- [Work task] Write each entry down again precisely, skipping nothing.

- [Supplied material]
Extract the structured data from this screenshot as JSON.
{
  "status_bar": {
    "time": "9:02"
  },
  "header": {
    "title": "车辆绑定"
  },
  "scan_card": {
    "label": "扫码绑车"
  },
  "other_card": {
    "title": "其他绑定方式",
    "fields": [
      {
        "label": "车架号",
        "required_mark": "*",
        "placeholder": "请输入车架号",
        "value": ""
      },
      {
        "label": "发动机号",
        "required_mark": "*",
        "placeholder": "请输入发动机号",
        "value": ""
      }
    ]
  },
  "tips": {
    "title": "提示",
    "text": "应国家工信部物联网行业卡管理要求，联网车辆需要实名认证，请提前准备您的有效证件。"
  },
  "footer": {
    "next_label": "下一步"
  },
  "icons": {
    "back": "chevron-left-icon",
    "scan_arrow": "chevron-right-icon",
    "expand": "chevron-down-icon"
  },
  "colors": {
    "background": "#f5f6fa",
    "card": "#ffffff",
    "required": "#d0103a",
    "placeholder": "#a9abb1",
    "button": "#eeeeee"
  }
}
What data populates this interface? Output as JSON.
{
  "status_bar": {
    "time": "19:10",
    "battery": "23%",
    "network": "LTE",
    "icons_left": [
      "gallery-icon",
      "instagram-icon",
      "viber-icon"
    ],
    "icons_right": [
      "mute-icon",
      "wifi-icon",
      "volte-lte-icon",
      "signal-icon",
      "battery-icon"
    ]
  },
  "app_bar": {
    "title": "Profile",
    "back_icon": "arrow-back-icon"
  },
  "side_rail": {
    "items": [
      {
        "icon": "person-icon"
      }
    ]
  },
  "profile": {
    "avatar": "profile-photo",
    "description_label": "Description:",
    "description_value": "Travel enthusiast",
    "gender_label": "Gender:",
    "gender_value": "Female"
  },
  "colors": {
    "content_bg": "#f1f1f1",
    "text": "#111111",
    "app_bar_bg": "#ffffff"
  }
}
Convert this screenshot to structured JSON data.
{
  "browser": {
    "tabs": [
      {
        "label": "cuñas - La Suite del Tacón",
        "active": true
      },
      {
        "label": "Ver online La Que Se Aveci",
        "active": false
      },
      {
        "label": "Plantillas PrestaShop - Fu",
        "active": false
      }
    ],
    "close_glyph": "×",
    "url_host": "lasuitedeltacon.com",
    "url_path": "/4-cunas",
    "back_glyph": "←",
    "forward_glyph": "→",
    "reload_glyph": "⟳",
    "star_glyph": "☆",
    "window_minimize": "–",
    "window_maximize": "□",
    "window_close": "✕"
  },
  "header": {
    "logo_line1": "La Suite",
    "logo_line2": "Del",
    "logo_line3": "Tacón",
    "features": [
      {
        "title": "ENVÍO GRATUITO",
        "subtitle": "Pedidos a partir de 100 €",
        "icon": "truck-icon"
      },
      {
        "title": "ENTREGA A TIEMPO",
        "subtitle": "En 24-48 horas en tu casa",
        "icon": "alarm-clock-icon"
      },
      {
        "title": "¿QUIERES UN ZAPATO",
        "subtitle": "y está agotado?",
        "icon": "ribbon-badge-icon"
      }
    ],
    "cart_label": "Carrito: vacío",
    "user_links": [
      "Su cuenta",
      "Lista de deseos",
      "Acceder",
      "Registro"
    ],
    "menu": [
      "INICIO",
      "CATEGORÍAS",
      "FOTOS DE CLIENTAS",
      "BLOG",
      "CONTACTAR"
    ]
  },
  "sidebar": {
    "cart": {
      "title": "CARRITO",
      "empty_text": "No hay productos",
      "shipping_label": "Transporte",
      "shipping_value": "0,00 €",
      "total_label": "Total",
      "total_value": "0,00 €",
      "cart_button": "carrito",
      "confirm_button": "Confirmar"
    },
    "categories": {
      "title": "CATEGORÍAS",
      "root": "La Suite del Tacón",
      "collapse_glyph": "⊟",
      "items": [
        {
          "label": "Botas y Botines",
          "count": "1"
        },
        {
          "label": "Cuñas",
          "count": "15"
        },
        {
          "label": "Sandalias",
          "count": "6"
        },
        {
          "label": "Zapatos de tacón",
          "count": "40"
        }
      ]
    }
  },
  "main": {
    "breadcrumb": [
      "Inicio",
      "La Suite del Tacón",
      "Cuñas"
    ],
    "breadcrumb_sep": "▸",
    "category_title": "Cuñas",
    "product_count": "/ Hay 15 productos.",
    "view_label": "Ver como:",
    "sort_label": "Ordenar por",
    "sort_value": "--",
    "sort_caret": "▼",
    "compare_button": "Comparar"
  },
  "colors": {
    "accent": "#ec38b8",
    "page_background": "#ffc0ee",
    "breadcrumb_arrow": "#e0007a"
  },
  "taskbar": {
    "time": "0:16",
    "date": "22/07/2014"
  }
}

- [Solution]
Extract the structured data from this screenshot as JSON.
{
  "status_bar": {
    "time": "9:02"
  },
  "header": {
    "title": "车辆绑定"
  },
  "scan_card": {
    "label": "扫码绑车"
  },
  "other_card": {
    "title": "其他绑定方式",
    "fields": [
      {
        "label": "车架号",
        "required_mark": "*",
        "placeholder": "请输入车架号",
        "value": ""
      },
      {
        "label": "发动机号",
        "required_mark": "*",
        "placeholder": "请输入发动机号",
        "value": ""
      }
    ]
  },
  "tips": {
    "title": "提示",
    "text": "应国家工信部物联网行业卡管理要求，联网车辆需要实名认证，请提前准备您的有效证件。"
  },
  "footer": {
    "next_label": "下一步"
  },
  "icons": {
    "back": "chevron-left-icon",
    "scan_arrow": "chevron-right-icon",
    "expand": "chevron-down-icon"
  },
  "colors": {
    "background": "#f5f6fa",
    "card": "#ffffff",
    "required": "#d0103a",
    "placeholder": "#a9abb1",
    "button": "#eeeeee"
  }
}
What data populates this interface? Output as JSON.
{
  "status_bar": {
    "time": "19:10",
    "battery": "23%",
    "network": "LTE",
    "icons_left": [
      "gallery-icon",
      "instagram-icon",
      "viber-icon"
    ],
    "icons_right": [
      "mute-icon",
      "wifi-icon",
      "volte-lte-icon",
      "signal-icon",
      "battery-icon"
    ]
  },
  "app_bar": {
    "title": "Profile",
    "back_icon": "arrow-back-icon"
  },
  "side_rail": {
    "items": [
      {
        "icon": "person-icon"
      }
    ]
  },
  "profile": {
    "avatar": "profile-photo",
    "description_label": "Description:",
    "description_value": "Travel enthusiast",
    "gender_label": "Gender:",
    "gender_value": "Female"
  },
  "colors": {
    "content_bg": "#f1f1f1",
    "text": "#111111",
    "app_bar_bg": "#ffffff"
  }
}
Convert this screenshot to structured JSON data.
{
  "browser": {
    "tabs": [
      {
        "label": "cuñas - La Suite del Tacón",
        "active": true
      },
      {
        "label": "Ver online La Que Se Aveci",
        "active": false
      },
      {
        "label": "Plantillas PrestaShop - Fu",
        "active": false
      }
    ],
    "close_glyph": "×",
    "url_host": "lasuitedeltacon.com",
    "url_path": "/4-cunas",
    "back_glyph": "←",
    "forward_glyph": "→",
    "reload_glyph": "⟳",
    "star_glyph": "☆",
    "window_minimize": "–",
    "window_maximize": "□",
    "window_close": "✕"
  },
  "header": {
    "logo_line1": "La Suite",
    "logo_line2": "Del",
    "logo_line3": "Tacón",
    "features": [
      {
        "title": "ENVÍO GRATUITO",
        "subtitle": "Pedidos a partir de 100 €",
        "icon": "truck-icon"
      },
      {
        "title": "ENTREGA A TIEMPO",
        "subtitle": "En 24-48 horas en tu casa",
        "icon": "alarm-clock-icon"
      },
      {
        "title": "¿QUIERES UN ZAPATO",
        "subtitle": "y está agotado?",
        "icon": "ribbon-badge-icon"
      }
    ],
    "cart_label": "Carrito: vacío",
    "user_links": [
      "Su cuenta",
      "Lista de deseos",
      "Acceder",
      "Registro"
    ],
    "menu": [
      "INICIO",
      "CATEGORÍAS",
      "FOTOS DE CLIENTAS",
      "BLOG",
      "CONTACTAR"
    ]
  },
  "sidebar": {
    "cart": {
      "title": "CARRITO",
      "empty_text": "No hay productos",
      "shipping_label": "Transporte",
      "shipping_value": "0,00 €",
      "total_label": "Total",
      "total_value": "0,00 €",
      "cart_button": "carrito",
      "confirm_button": "Confirmar"
    },
    "categories": {
      "title": "CATEGORÍAS",
      "root": "La Suite del Tacón",
      "collapse_glyph": "⊟",
      "items": [
        {
          "label": "Botas y Botines",
          "count": "1"
        },
        {
          "label": "Cuñas",
          "count": "15"
        },
        {
          "label": "Sandalias",
          "count": "6"
        },
        {
          "label": "Zapatos de tacón",
          "count": "40"
        }
      ]
    }
  },
  "main": {
    "breadcrumb": [
      "Inicio",
      "La Suite del Tacón",
      "Cuñas"
    ],
    "breadcrumb_sep": "▸",
    "category_title": "Cuñas",
    "product_count": "/ Hay 15 productos.",
    "view_label": "Ver como:",
    "sort_label": "Ordenar por",
    "sort_value": "--",
    "sort_caret": "▼",
    "compare_button": "Comparar"
  },
  "colors": {
    "accent": "#ec38b8",
    "page_background": "#ffc0ee",
    "breadcrumb_arrow": "#e0007a"
  },
  "taskbar": {
    "time": "0:16",
    "date": "22/07/2014"
  }
}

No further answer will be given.